Return only those lines of the listing that hold the word "Academic".

******************************

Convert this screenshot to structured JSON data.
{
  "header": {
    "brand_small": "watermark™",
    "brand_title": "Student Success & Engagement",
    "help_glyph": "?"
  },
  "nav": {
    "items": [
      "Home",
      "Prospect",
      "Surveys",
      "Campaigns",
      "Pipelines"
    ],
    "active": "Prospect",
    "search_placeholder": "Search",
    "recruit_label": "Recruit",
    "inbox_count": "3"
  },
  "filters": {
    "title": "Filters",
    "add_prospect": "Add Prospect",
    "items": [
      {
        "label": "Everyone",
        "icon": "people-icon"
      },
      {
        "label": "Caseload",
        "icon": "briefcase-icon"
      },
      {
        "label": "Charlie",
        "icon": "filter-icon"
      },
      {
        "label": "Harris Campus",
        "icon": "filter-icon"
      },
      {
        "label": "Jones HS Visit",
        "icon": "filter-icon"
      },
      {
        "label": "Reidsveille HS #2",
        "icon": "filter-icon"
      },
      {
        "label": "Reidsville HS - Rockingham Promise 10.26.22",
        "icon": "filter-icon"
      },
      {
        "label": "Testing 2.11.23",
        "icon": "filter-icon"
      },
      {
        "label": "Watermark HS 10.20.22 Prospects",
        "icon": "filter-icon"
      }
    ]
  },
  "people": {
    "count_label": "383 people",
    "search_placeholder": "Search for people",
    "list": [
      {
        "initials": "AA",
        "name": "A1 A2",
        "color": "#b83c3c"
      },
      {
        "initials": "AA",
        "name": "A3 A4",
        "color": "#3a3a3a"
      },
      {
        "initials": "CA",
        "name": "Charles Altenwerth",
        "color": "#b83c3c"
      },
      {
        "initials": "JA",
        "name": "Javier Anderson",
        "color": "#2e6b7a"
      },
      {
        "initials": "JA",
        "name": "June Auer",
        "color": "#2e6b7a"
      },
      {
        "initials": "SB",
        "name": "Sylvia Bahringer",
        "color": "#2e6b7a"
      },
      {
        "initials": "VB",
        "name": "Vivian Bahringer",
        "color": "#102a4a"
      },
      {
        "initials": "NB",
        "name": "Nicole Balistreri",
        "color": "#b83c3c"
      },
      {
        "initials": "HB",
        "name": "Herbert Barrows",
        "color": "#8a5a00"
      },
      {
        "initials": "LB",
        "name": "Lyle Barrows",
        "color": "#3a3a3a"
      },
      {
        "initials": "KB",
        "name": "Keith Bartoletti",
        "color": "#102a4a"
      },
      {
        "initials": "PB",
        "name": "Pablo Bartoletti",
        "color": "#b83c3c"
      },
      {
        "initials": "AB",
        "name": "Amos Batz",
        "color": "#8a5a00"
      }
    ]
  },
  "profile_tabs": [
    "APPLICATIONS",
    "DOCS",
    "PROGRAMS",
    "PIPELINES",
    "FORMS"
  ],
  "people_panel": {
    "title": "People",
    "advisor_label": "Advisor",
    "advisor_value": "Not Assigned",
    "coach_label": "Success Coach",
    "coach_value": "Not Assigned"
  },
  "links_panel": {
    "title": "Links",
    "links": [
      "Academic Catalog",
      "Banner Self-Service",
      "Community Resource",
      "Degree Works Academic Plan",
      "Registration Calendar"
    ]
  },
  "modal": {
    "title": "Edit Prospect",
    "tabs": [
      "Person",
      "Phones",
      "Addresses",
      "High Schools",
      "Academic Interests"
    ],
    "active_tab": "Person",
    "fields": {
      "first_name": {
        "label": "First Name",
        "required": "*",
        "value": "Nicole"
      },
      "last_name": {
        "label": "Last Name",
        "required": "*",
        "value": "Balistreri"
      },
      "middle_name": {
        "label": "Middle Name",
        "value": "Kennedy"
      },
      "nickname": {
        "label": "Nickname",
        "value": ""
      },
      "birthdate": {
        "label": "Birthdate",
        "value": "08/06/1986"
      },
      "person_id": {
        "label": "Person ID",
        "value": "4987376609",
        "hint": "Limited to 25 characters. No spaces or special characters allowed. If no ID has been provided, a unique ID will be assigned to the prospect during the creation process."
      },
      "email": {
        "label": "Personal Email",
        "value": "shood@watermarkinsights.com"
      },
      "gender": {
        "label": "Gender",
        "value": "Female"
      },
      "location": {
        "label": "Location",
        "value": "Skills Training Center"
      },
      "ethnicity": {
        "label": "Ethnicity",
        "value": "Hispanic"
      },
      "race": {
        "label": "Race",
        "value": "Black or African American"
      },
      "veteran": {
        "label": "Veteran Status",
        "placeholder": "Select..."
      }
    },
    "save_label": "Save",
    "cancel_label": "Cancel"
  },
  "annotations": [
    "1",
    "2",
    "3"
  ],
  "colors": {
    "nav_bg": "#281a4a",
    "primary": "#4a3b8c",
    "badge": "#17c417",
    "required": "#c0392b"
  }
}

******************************

- _EXERCISE RESULT_:
      "Academic Catalog",
      "Degree Works Academic Plan",
      "Academic Interests"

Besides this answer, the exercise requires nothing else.